State                 : Connected
ConnectionState       : Connected
PowerState            : PoweredOn
VMSwapfileDatastoreId :
VMSwapfilePolicy      : Inherit
ParentId              : ClusterComputeResource-domain-c121
IsStandalone          : False
Manufacturer          : VMware, Inc.
Model                 : VMware Virtual Platform
NumCpu                : 2
CpuTotalMhz           : 5670
CpuUsageMhz           : 869
MemoryTotalMB         : 2299
MemoryUsageMB         : 868
ProcessorType         : Intel(R) Core(TM)2 Quad CPU    Q9550  @ 2.83GHz
HyperthreadingActive  : False
TimeZone              : UTC
Version               : 4.1.0
Build                 : 260247
Parent                : cluster3
VMSwapfileDatastore   :
StorageInfo           : HostStorageSystem-storageSystem-143
NetworkInfo           : esxi06:vjlab.local
DiagnosticPartition   : mpx.vmhba1:C0:T0:L0
FirewallDefaultPolicy :
ApiVersion            : 4.1
CustomFields          : {[com.hp.proliant, ]}
ExtensionData         : VMware.Vim.HostSystem
Id                    : HostSystem-host-143
Name                  : esxi06.vjlab.local
Uid                   : /VIServer=administrator@vcenter1.vjlab.local:443/VMHost=HostSystem-host-143/

[vSphere PowerCLI] %

Next with the cmdlet Get-View I retrieved the .NET objects of the host ID and stored them in another variable.

[vSphere PowerCLI] % Get-View $vmhost.Id

Runtime             : VMware.Vim.HostRuntimeInfo
Summary             : VMware.Vim.HostListSummary
Hardware            : VMware.Vim.HostHardwareInfo
Capability          : VMware.Vim.HostCapability
ConfigManager       : VMware.Vim.HostConfigManager
Config              : VMware.Vim.HostConfigInfo
Vm                  : {}
Datastore           : {Datastore-datastore-144}
Network             : {Network-network-11}
DatastoreBrowser    : HostDatastoreBrowser-datastoreBrowser-host-143
SystemResources     : VMware.Vim.HostSystemResourceInfo
Parent              : ClusterComputeResource-domain-c121
CustomValue         : {}
OverallStatus       : red
ConfigStatus        : red
ConfigIssue         : {0}
EffectiveRole       : {-1}
Permission          : {}
Name                : esxi06.vjlab.local
DisabledMethod      : {ExitMaintenanceMode_Task, PowerUpHostFromStandBy_Task, ReconnectHost_Task}
RecentTask          : {}
DeclaredAlarmState  : {,,,}
TriggeredAlarmState : {}
AlarmActionsEnabled : True
Tag                 : {}
Value               : {}
AvailableField      : {com.hp.proliant}
MoRef               : HostSystem-host-143
Client              : VMware.Vim.VimClient

[vSphere PowerCLI] % $esxha = Get-View $vmhost.Id

Now through the $esxha variable I invoked the method ReconfigureHostForDAS to reconfigure the ESXi, this method is part of the HostSystem object and its description can be found here in the vSphere API reference.

As it can be seen in the above screenshot, the task is displayed in the vSphere client.
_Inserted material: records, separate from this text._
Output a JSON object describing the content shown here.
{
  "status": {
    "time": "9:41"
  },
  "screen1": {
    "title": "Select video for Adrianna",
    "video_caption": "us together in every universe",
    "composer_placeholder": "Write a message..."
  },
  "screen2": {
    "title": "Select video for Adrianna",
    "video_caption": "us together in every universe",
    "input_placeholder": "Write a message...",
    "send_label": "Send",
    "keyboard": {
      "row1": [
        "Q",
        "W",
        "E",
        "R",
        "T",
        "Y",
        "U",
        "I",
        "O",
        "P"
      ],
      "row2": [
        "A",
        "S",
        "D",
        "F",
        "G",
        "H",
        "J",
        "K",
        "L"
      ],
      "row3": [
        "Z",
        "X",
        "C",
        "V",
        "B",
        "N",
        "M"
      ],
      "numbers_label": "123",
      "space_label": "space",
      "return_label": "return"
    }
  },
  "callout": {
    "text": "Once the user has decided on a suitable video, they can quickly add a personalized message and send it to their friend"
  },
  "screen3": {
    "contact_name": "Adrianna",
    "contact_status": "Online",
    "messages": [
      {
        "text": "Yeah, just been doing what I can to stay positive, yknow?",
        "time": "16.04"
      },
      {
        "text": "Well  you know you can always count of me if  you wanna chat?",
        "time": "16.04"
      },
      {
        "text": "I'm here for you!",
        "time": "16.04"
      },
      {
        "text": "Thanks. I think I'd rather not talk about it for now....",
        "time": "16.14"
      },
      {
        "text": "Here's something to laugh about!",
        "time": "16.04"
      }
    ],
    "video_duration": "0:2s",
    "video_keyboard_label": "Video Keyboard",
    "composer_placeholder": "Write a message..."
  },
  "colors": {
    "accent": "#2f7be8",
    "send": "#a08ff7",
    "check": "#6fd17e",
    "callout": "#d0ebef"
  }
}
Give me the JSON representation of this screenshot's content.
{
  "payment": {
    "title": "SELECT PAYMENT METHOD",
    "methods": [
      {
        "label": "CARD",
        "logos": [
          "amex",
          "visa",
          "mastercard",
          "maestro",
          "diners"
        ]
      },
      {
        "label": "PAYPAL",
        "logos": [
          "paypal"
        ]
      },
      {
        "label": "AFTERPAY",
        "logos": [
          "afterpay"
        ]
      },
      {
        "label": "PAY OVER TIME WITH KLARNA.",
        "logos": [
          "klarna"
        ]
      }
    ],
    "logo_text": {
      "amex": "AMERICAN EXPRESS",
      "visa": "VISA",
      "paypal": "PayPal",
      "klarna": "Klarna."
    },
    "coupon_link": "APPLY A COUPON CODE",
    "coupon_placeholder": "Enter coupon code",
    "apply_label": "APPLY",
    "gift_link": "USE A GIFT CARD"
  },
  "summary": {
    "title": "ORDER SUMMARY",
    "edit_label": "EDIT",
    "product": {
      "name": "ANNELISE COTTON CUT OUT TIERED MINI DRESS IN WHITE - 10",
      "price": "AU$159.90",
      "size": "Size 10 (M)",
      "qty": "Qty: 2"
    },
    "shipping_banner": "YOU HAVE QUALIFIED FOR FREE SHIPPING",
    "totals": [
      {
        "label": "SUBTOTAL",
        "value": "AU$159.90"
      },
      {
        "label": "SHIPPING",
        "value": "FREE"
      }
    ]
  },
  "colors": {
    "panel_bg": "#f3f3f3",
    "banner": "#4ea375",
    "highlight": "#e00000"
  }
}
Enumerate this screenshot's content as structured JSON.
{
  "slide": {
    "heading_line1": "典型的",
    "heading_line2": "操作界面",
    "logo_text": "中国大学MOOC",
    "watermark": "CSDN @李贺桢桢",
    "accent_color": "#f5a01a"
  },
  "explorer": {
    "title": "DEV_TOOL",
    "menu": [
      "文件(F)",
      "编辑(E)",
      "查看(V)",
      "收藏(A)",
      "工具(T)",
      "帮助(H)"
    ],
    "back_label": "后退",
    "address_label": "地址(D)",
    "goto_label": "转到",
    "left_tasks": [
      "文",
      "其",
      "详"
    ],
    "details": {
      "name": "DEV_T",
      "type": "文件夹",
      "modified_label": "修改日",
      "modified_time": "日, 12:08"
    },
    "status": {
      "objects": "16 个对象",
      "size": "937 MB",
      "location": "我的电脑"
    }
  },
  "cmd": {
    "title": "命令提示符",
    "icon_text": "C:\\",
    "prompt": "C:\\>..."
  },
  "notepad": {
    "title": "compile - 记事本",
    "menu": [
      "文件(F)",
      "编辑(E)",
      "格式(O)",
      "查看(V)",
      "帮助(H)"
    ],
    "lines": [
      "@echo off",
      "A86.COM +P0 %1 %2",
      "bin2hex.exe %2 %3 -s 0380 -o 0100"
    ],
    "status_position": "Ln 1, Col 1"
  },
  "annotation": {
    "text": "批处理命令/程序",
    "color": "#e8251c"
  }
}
You can also monitor the operation with the Get-Task cmdlet.

Finally I created the below script to simplify things in the future :-)

# Reconfigure-VMHostHA.ps1
# PowerCLI script to reconfigure for VMware HA a VM Host
# Juan Manuel Rey - juanmanuel (dot) reyportal (at) gmail (dot) com


$vmhost = Get-VMHost $esx
$esxha = Get-View $vmhost.Id